• _TASK_: Copy the result of filtering the entries below for lines that include the string "data".

══ EXTRACTED MATERIAL ══

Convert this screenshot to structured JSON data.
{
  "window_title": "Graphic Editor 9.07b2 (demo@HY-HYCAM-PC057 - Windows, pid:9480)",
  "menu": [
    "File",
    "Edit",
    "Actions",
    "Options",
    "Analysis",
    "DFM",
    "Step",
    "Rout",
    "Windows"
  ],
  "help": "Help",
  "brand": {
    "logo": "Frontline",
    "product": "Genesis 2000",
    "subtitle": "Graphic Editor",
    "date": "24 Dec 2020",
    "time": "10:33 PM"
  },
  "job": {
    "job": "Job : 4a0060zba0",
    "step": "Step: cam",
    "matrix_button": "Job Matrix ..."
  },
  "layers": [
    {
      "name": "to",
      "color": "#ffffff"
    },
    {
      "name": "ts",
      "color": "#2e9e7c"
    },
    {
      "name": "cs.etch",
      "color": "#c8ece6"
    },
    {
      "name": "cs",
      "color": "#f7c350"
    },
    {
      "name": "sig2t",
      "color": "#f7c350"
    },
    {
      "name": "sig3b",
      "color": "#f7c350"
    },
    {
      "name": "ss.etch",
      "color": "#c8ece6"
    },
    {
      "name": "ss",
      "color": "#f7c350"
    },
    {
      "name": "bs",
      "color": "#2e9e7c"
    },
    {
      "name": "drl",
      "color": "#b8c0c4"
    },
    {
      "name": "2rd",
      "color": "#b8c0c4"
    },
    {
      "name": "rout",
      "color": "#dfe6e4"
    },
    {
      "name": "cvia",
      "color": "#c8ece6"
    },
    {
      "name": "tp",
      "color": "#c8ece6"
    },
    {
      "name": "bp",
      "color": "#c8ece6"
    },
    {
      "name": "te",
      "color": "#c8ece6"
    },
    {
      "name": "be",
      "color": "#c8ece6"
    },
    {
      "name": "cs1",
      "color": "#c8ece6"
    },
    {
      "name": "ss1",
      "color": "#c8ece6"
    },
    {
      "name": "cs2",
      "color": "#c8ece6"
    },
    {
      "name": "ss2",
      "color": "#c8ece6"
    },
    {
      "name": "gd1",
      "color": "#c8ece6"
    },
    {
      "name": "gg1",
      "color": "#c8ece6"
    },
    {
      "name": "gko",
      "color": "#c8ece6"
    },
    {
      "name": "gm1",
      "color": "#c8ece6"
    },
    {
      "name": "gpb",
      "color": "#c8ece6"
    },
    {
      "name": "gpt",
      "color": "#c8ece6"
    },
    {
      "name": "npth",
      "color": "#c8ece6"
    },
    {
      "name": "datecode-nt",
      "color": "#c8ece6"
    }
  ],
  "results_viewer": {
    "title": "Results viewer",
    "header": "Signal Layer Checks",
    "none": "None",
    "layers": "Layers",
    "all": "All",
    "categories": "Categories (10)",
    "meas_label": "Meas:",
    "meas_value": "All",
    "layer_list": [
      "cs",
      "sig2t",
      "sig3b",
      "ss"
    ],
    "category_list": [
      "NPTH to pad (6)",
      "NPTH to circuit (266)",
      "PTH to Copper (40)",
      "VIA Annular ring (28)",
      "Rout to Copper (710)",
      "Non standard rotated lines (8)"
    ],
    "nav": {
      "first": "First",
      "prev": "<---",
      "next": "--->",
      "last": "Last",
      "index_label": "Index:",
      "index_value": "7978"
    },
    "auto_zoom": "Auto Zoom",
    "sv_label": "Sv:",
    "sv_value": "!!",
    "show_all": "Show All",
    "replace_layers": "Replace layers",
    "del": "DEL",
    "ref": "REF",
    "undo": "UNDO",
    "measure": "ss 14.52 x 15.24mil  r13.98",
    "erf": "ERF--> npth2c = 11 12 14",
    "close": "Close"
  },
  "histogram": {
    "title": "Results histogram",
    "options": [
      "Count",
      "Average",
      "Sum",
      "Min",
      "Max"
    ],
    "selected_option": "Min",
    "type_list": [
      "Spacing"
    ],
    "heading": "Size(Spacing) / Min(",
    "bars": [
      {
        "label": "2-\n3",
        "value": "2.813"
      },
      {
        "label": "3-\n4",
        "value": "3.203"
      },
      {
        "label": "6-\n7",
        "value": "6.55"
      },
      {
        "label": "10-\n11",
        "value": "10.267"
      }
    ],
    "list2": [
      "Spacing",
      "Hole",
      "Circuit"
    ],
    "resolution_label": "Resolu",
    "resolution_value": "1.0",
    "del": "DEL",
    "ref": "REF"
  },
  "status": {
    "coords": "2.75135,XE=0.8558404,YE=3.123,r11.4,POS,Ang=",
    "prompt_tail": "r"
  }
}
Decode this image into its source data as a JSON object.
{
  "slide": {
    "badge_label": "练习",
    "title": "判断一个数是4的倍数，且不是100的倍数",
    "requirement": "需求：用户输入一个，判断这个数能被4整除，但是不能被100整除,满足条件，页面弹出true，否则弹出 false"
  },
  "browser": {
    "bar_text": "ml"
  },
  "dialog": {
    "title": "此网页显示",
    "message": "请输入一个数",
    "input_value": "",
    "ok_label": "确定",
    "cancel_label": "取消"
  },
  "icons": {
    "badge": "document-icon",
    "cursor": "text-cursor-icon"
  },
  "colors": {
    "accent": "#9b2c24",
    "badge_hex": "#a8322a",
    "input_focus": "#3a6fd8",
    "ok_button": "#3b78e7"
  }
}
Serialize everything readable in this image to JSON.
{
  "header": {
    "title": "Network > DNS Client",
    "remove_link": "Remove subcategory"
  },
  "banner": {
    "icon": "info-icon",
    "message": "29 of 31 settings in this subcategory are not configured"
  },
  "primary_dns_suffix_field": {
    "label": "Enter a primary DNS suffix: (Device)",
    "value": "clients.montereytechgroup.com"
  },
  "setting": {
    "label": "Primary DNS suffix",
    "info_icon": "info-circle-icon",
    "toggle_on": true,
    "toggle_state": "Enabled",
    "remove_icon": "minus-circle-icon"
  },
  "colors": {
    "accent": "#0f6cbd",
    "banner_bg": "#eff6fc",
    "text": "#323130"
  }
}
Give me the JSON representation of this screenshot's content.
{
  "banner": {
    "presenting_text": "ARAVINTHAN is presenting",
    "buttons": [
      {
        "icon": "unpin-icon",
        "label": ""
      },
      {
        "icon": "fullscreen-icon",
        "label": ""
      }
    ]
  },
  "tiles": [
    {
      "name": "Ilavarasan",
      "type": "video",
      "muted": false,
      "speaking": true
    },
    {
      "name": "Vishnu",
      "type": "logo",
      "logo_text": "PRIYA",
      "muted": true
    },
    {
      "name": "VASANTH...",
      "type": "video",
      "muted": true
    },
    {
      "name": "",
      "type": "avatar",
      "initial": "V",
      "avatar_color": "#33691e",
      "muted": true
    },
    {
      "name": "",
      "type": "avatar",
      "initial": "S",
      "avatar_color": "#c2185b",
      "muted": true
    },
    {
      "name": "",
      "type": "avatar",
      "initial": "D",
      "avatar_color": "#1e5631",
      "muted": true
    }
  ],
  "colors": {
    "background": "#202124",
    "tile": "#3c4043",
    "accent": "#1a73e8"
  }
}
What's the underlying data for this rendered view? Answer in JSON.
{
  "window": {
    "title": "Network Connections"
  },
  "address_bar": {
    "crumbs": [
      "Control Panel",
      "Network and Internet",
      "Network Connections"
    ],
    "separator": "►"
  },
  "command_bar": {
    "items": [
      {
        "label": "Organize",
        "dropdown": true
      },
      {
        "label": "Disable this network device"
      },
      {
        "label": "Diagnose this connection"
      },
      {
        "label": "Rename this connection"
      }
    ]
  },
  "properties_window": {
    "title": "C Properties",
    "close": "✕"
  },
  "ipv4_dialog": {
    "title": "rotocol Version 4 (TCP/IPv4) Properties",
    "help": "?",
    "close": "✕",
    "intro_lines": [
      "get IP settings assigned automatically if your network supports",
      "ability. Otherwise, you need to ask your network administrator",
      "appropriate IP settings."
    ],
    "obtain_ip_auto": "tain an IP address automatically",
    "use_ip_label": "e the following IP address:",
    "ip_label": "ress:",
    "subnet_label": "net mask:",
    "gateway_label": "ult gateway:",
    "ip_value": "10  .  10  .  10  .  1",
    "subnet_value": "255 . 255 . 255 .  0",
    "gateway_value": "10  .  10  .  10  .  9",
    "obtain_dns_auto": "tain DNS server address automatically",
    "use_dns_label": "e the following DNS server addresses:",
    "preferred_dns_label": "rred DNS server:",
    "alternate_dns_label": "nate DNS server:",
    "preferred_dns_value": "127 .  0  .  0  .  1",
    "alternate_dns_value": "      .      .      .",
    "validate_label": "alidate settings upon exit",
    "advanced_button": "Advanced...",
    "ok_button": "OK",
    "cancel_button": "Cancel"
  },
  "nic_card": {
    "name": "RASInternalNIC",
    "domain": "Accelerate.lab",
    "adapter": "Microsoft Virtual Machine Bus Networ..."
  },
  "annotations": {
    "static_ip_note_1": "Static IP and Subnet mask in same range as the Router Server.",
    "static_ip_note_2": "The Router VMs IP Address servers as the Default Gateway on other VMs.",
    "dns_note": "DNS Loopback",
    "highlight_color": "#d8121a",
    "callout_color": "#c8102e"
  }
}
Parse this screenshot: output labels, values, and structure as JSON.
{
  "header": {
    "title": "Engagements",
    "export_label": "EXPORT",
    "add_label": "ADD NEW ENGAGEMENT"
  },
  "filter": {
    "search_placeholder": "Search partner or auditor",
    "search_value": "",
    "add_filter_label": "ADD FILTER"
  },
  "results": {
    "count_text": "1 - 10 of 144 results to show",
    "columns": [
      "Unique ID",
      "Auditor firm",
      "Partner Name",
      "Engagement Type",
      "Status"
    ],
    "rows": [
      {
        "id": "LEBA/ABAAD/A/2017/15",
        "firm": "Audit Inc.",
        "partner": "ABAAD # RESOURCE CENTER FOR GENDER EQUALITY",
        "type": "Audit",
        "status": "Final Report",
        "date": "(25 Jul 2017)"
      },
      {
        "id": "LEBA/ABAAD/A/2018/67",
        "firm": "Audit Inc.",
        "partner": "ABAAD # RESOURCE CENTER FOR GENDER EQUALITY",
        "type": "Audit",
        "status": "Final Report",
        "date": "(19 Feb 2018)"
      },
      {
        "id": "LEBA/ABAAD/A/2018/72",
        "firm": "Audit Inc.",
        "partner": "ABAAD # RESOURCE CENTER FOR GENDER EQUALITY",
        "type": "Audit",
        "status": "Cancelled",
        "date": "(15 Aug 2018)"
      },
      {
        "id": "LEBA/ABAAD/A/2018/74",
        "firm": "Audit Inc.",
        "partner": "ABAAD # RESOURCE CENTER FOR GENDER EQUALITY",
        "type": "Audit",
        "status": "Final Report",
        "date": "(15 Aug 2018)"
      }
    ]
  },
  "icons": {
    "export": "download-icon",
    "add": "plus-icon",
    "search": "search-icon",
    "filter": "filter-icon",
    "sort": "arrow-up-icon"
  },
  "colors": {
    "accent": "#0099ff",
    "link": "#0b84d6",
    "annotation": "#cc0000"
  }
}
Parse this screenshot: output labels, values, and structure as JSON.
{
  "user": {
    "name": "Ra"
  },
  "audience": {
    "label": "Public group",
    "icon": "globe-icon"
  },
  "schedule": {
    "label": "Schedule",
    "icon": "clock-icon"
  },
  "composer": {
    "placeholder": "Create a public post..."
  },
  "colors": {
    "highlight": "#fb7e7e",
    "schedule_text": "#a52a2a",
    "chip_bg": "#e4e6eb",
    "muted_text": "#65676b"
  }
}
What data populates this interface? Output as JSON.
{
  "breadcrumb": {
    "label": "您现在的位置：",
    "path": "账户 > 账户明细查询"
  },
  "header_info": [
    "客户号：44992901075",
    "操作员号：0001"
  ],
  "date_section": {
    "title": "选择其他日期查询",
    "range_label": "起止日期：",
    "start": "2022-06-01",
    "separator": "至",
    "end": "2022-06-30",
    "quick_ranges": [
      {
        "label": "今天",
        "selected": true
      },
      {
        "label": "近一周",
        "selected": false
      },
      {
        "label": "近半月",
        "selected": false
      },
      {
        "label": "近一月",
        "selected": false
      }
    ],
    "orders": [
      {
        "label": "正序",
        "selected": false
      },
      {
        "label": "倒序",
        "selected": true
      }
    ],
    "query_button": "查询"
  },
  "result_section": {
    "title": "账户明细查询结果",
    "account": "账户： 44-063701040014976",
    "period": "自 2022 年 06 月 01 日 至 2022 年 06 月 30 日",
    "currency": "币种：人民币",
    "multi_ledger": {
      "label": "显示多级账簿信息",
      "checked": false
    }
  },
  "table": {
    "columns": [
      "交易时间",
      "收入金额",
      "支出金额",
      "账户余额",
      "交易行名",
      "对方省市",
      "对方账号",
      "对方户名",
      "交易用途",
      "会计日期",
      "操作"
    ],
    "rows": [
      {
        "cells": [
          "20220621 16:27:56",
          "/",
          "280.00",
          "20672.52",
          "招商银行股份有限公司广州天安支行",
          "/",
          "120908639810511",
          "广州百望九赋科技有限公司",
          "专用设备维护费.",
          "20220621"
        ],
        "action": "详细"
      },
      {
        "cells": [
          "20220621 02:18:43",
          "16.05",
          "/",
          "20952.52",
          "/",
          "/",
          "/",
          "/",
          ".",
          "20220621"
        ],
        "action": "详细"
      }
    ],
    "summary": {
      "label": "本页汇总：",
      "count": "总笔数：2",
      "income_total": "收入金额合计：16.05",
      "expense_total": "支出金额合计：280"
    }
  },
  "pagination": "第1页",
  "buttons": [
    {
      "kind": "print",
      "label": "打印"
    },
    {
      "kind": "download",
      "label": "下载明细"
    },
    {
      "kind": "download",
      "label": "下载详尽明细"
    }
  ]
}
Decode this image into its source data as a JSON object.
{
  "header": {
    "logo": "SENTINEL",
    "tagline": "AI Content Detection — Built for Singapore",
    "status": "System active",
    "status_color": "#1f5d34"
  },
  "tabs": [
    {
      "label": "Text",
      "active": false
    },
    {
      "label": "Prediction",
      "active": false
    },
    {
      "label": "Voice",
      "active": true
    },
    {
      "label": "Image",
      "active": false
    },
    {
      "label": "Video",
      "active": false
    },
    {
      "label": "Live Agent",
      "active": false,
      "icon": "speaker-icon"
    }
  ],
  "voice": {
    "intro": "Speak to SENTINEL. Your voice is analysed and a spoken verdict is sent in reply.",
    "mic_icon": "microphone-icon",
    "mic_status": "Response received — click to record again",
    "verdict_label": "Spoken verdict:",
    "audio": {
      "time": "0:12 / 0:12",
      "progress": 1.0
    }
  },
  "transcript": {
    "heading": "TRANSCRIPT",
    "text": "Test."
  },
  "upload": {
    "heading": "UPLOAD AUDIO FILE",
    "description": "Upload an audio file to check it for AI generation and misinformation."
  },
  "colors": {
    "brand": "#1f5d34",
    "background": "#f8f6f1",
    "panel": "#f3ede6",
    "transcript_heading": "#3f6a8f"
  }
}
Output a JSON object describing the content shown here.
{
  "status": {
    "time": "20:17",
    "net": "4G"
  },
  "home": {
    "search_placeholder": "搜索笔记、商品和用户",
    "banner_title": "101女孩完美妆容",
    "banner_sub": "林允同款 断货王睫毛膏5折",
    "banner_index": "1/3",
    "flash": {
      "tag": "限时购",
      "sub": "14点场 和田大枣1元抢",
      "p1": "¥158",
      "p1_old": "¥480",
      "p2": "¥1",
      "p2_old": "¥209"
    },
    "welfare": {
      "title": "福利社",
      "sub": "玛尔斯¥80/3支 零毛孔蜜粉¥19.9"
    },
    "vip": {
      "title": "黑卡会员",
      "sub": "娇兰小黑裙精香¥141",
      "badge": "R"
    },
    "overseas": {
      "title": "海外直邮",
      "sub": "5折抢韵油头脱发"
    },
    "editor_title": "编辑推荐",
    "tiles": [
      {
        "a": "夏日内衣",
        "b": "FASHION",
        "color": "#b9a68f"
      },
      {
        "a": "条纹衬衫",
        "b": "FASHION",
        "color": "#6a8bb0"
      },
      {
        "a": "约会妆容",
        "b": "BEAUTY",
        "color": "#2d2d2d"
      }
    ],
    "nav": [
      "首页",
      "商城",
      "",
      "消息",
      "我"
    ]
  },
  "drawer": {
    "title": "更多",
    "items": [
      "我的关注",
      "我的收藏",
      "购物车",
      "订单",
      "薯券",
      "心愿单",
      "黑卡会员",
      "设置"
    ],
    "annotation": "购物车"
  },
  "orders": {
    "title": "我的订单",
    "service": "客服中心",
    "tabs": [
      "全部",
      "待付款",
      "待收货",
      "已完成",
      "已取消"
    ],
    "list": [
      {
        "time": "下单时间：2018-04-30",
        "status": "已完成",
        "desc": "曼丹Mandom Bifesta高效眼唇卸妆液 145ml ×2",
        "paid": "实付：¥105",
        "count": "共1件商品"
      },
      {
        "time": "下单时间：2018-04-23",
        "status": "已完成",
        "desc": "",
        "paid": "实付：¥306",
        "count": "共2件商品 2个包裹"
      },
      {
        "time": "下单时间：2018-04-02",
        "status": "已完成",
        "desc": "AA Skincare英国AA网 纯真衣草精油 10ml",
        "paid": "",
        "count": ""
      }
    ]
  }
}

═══

• _YOUR RESPONSE_:
Convert this screenshot to structured JSON data.
Decode this image into its source data as a JSON object.
What's the underlying data for this rendered view? Answer in JSON.
What data populates this interface? Output as JSON.
Decode this image into its source data as a JSON object.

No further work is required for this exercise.